Viral filtration operations are evaluated and validated using scaled-down models of production processes. In a scaled-down study, a sample of representative process feed is “spiked” with a known quantity of virus to simulate a viral contamination.
Virus removal and hydraulic performance of the spiked feed across a filter are measured, and this data is used to determine the viral clearance capability of the filter as well as the filter size necessary to reach throughput targets at production scale.
Virus spiking can present a challenge because the virus stocks used often contain impurities derived from the cell cultures used to produce them. In fact, many virus preparations consist mainly of nonviral substances that are not relevant to the drug manufacturing process.
These impurities can, in some cases, interact with the filter or feed material to dramatically diminish filter performance, reducing throughput and producing results that do not represent the production-scale process. Furthermore, lot-to-lot variability of virus stock quality can hinder reproducibility and confidence in results.
Consequently, insufficiently purified and characterized virus preparations can cause validation failures.
Researchers at EMD Millipore have developed new methods that produce “ultrapure” virus stocks that have minimal levels of impurities, are high titer, consistent, and well characterized. These improved virus preparations were designed to facilitate validation of Viresolve® Pro Solution filters by minimizing the risk of spike-induced throughput reductions and maximizing consistency of results.
Furthermore, the ability to spike to higher titers will add value by enabling greater virus removal claims.
Virus Production and Characterization
Existing virus-preparation methods were rebuilt and optimized in order to deliver ultrapure stocks. New methods were developed for four viruses commonly used as part of a virus clearance validation panel (Table) The viruses under study were minute virus of mice (MVM), pseudorabies virus (PRV), reovirus 3 (Reo 3), and xenotropic murine leukemia virus (X-MuLV).
While each virus type needed its own specific approach, all methods followed these general principles:
- Virus was harvested from cell culture under serum-free conditions, which eliminated a major source of impurities.
- Virus is purified using a combination of common operations, proprietary products from EMD Millipore, and optimized buffers utilized in a specific sequence. Aspects of the methods are patent-pending and are designed to be readily transferable to our partner Charles River Laboratories.
- Virus stocks produced are high titer, low protein, and minimally aggregated.
- Virus stocks are consistent, and characterized in accordance with the recommendations of PDA® Tech Report #47: Preparation of Virus Spikes Used for Virus Clearance Studies.
TrueSpike™ Comparison Studies

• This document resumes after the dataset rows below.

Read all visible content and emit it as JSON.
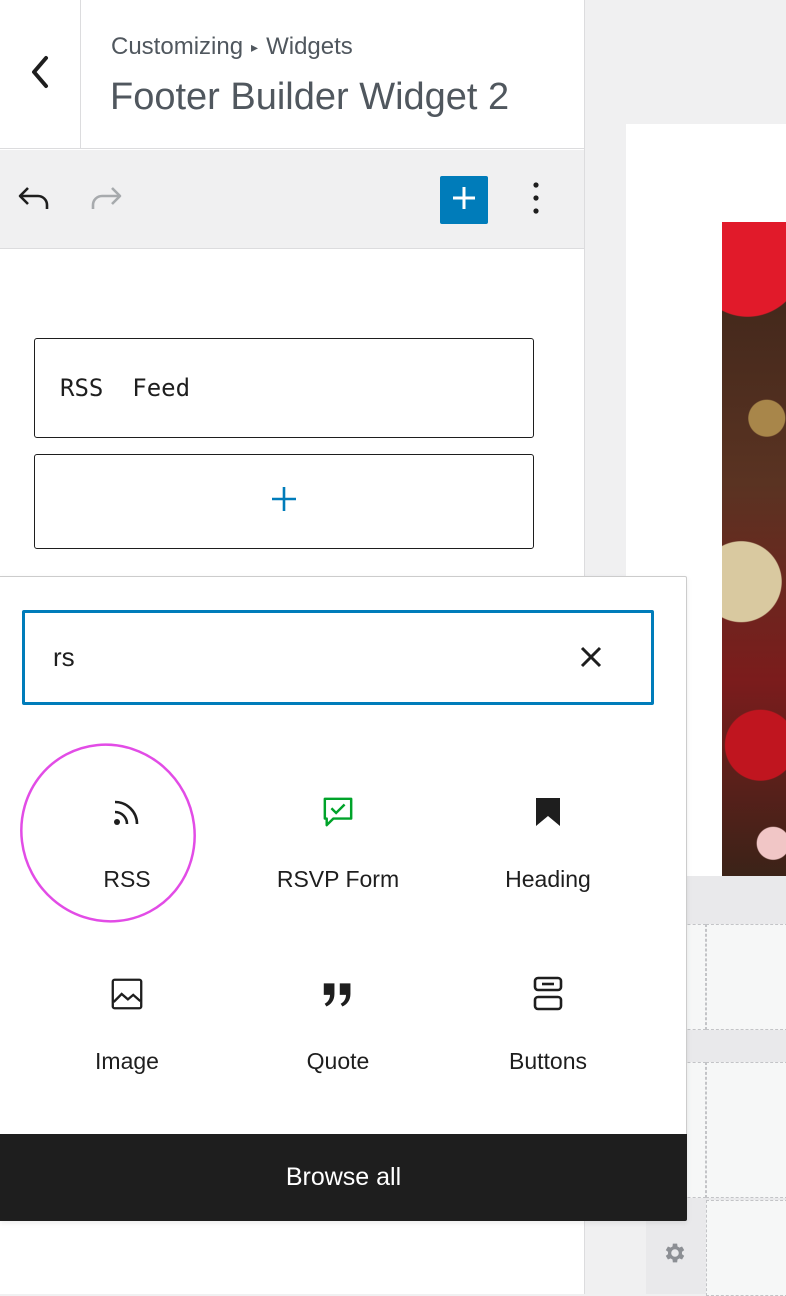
{
  "header": {
    "breadcrumb_parent": "Customizing",
    "breadcrumb_separator": "▸",
    "breadcrumb_current": "Widgets",
    "title": "Footer Builder Widget 2"
  },
  "toolbar": {
    "undo_icon": "undo-icon",
    "redo_icon": "redo-icon",
    "inserter_icon": "plus-icon",
    "options_icon": "more-vertical-icon"
  },
  "editor": {
    "rss_block_label": "RSS  Feed",
    "add_block_icon": "plus-icon"
  },
  "inserter": {
    "search_value": "rs",
    "blocks": [
      {
        "label": "RSS",
        "icon": "rss-icon"
      },
      {
        "label": "RSVP Form",
        "icon": "rsvp-form-icon"
      },
      {
        "label": "Heading",
        "icon": "bookmark-icon"
      },
      {
        "label": "Image",
        "icon": "image-icon"
      },
      {
        "label": "Quote",
        "icon": "quote-icon"
      },
      {
        "label": "Buttons",
        "icon": "buttons-icon"
      }
    ],
    "browse_all_label": "Browse all"
  },
  "colors": {
    "accent": "#007cba",
    "rsvp_icon": "#00a32a",
    "highlight": "#e24ce6",
    "browse_bar": "#1e1e1e"
  }
}
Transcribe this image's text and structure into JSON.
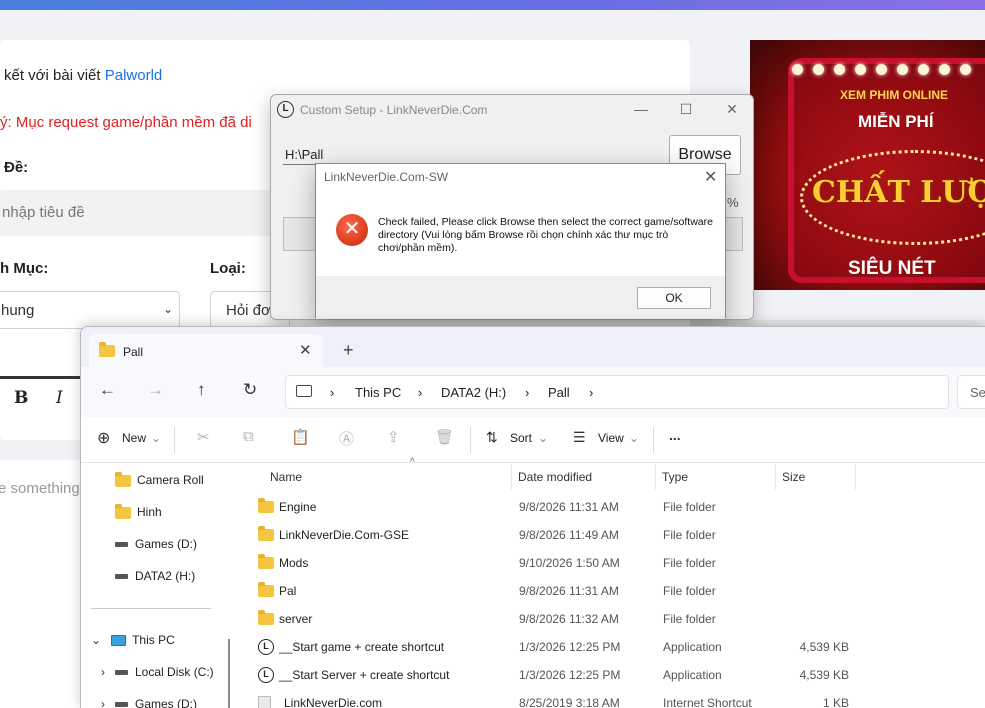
{
  "web": {
    "link_prefix": "kết với bài viết",
    "link_text": "Palworld",
    "note": "ý: Mục request game/phần mềm đã di",
    "title_label": "Đề:",
    "title_placeholder": "nhập tiêu đề",
    "category_label": "h Mục:",
    "category_value": "hung",
    "type_label": "Loại:",
    "type_value": "Hỏi đơ",
    "editor_bold": "B",
    "editor_italic": "I",
    "editor_placeholder": "e something"
  },
  "ad": {
    "line1": "XEM PHIM ONLINE",
    "line2": "MIỄN PHÍ",
    "line3": "CHẤT LƯỢNG",
    "line4": "SIÊU NÉT"
  },
  "setup": {
    "title": "Custom Setup  - LinkNeverDie.Com",
    "app_icon_letter": "L",
    "path_value": "H:\\Pall",
    "browse_label": "Browse",
    "percent": "%"
  },
  "error_dialog": {
    "title": "LinkNeverDie.Com-SW",
    "message": "Check failed, Please click Browse then select the correct game/software directory (Vui lòng bấm Browse rồi chọn chính xác thư mục trò chơi/phần mềm).",
    "ok_label": "OK",
    "icon": "error-icon"
  },
  "explorer": {
    "tab_title": "Pall",
    "breadcrumb": [
      "This PC",
      "DATA2 (H:)",
      "Pall"
    ],
    "search_placeholder": "Se",
    "commands": {
      "new": "New",
      "sort": "Sort",
      "view": "View",
      "more": "..."
    },
    "sidebar": [
      {
        "label": "Camera Roll",
        "icon": "folder-icon"
      },
      {
        "label": "Hinh",
        "icon": "folder-icon"
      },
      {
        "label": "Games (D:)",
        "icon": "drive-icon"
      },
      {
        "label": "DATA2 (H:)",
        "icon": "drive-icon"
      },
      {
        "label": "This PC",
        "icon": "pc-icon"
      },
      {
        "label": "Local Disk (C:)",
        "icon": "drive-icon"
      },
      {
        "label": "Games (D:)",
        "icon": "drive-icon"
      }
    ],
    "columns": [
      "Name",
      "Date modified",
      "Type",
      "Size"
    ],
    "files": [
      {
        "name": "Engine",
        "date": "9/8/2026 11:31 AM",
        "type": "File folder",
        "size": ""
      },
      {
        "name": "LinkNeverDie.Com-GSE",
        "date": "9/8/2026 11:49 AM",
        "type": "File folder",
        "size": ""
      },
      {
        "name": "Mods",
        "date": "9/10/2026 1:50 AM",
        "type": "File folder",
        "size": ""
      },
      {
        "name": "Pal",
        "date": "9/8/2026 11:31 AM",
        "type": "File folder",
        "size": ""
      },
      {
        "name": "server",
        "date": "9/8/2026 11:32 AM",
        "type": "File folder",
        "size": ""
      },
      {
        "name": "__Start game + create shortcut",
        "date": "1/3/2026 12:25 PM",
        "type": "Application",
        "size": "4,539 KB"
      },
      {
        "name": "__Start Server + create shortcut",
        "date": "1/3/2026 12:25 PM",
        "type": "Application",
        "size": "4,539 KB"
      },
      {
        "name": "LinkNeverDie.com",
        "date": "8/25/2019 3:18 AM",
        "type": "Internet Shortcut",
        "size": "1 KB"
      }
    ]
  }
}
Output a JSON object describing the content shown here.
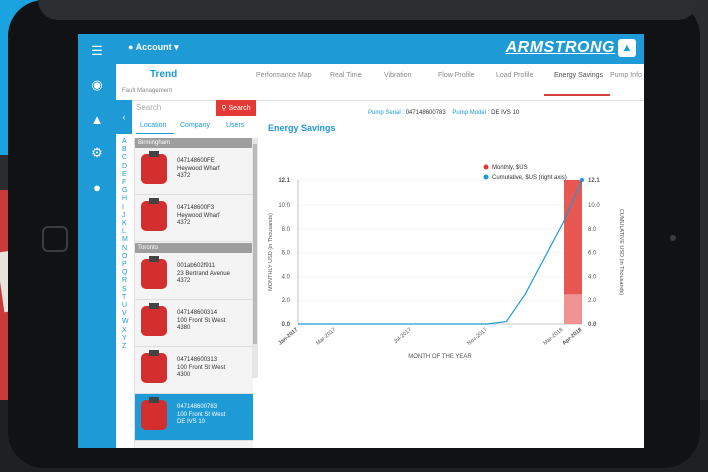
{
  "header": {
    "account_label": "Account",
    "logo_text": "ARMSTRONG"
  },
  "tabs": [
    {
      "label": "Trend"
    },
    {
      "label": "Performance Map"
    },
    {
      "label": "Real Time"
    },
    {
      "label": "Vibration"
    },
    {
      "label": "Flow Profile"
    },
    {
      "label": "Load Profile"
    },
    {
      "label": "Energy Savings"
    },
    {
      "label": "Pump Info"
    }
  ],
  "subtab": "Fault Management",
  "search": {
    "placeholder": "Search",
    "button": "Search"
  },
  "filters": [
    "Location",
    "Company",
    "Users"
  ],
  "alphabet": [
    "A",
    "B",
    "C",
    "D",
    "E",
    "F",
    "G",
    "H",
    "I",
    "J",
    "K",
    "L",
    "M",
    "N",
    "O",
    "P",
    "Q",
    "R",
    "S",
    "T",
    "U",
    "V",
    "W",
    "X",
    "Y",
    "Z"
  ],
  "groups": [
    {
      "name": "Birmingham"
    },
    {
      "name": "Toronto"
    }
  ],
  "pumps": [
    {
      "serial": "047148600FE",
      "address": "Heywood Wharf",
      "number": "4372"
    },
    {
      "serial": "047148600F3",
      "address": "Heywood Wharf",
      "number": "4372"
    },
    {
      "serial": "001ab602f911",
      "address": "23 Bertrand Avenue",
      "number": "4372"
    },
    {
      "serial": "047148600314",
      "address": "100 Front St West",
      "number": "4380"
    },
    {
      "serial": "047148600313",
      "address": "100 Front St West",
      "number": "4300"
    },
    {
      "serial": "047148600783",
      "address": "100 Front St West",
      "number": "DE IVS 10"
    }
  ],
  "pump_info": {
    "serial_label": "Pump Serial :",
    "serial": "047148600783",
    "model_label": "Pump Model :",
    "model": "DE IVS 10"
  },
  "chart_data": {
    "type": "line",
    "title": "Energy Savings",
    "xlabel": "MONTH OF THE YEAR",
    "ylabel": "MONTHLY USD (in Thousands)",
    "y2label": "CUMULATIVE USD (in Thousands)",
    "x_ticks": [
      "Jan-2017",
      "Mar-2017",
      "Jul-2017",
      "Nov-2017",
      "Mar-2018",
      "Apr-2018"
    ],
    "y_ticks": [
      "0.0",
      "2.0",
      "4.0",
      "6.0",
      "8.0",
      "10.0",
      "12.1"
    ],
    "ylim": [
      0,
      12.1
    ],
    "legend": [
      "Monthly, $US",
      "Cumulative, $US (right axis)"
    ],
    "legend_position": "top-right",
    "colors": {
      "monthly": "#e53935",
      "cumulative": "#1e9ad6"
    },
    "series": [
      {
        "name": "Monthly, $US",
        "type": "bar",
        "x": [
          "Apr-2018"
        ],
        "values": [
          12.1
        ]
      },
      {
        "name": "Cumulative, $US (right axis)",
        "type": "line",
        "x": [
          "Jan-2017",
          "Mar-2017",
          "Jul-2017",
          "Nov-2017",
          "Dec-2017",
          "Jan-2018",
          "Feb-2018",
          "Mar-2018",
          "Apr-2018"
        ],
        "values": [
          0,
          0,
          0,
          0,
          0.2,
          2.5,
          5.5,
          8.5,
          12.1
        ]
      }
    ]
  }
}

MVM stocks were prepared by the TrueSpike method and compared to MVM preps made by conventional methods at a contract testing laboratory. The virus preparation methods were as follows:
- Crude: Clarified lysate from infected cells
- Q-membrane: Virus purified by bind/elute chromatography
- Ultracentrifuged: Virus pelleted by ultracentrifugation
- TrueSpike: Serum-free virus purified by ultrafiltration, ultracentrifugation, and flow-through chromatography
The protein content of the different virus-preparation methods is shown in Figure 1. Nonviral proteins present in virus preparations may cause filter fouling. Analysis of the protein content of the various preps shows that TrueSpike virus contains much less protein than conventionally purified stocks.
The ratio of protein to infectious virus (pg protein/PFU) generally correlates well with spiking hydraulic performance, with low values being most favorable.
Figure 2 shows the spiking hydraulic performance of the various preparations methods. A 9 g/L monoclonal antibody feed was spiked with MVM and processed using Viresolve Pro Solution. The conventionally purified virus preparations caused filter fouling and a dramatic loss of throughput at spike levels of 104–105 PFU/mL.
However, TrueSpike MVM had no negative impact at spike levels as high as 106 PFU/mL.
The complete panel of TrueSpike viruses (MVM, X-MuLV, Reo3, and PRV) was tested for spiking impacts using several antibody feeds (Figure 3). SeraCare™ IgG (0.1 g/L) was spiked with viruses from the TrueSpike panel and measured for hydraulic impact in filtration runs using Viresolve Pro Solution.
Standard, less purified X-MuLV was included for comparative purposes. Spike levels (TCID 50/mL) were as follows: TrueSpike MVM, 2x106; TrueSpike X-MuLV, 1x105; TrueSpike Reo3 2x106; TrueSpike PRV 2x106; standard X-MuLV 1x105.
The target was for virus spiking to cause less than a 10% reduction in throughput. This target was achieved for all four viruses in all antibody feeds tested.
The TrueSpike virus preparations described in this article contain mostly virus, minimizing the potential for filters to be fouled by virus stock impurities. Consistency of the virus stock enables reliable filtration performance without the need to prescreen or cherry-pick virus lots.
These highly purified, well-characterized virus preparations were developed to ease validation of filtration by minimizing the risk of spike-induced throughput reductions and maximizing consistency of results.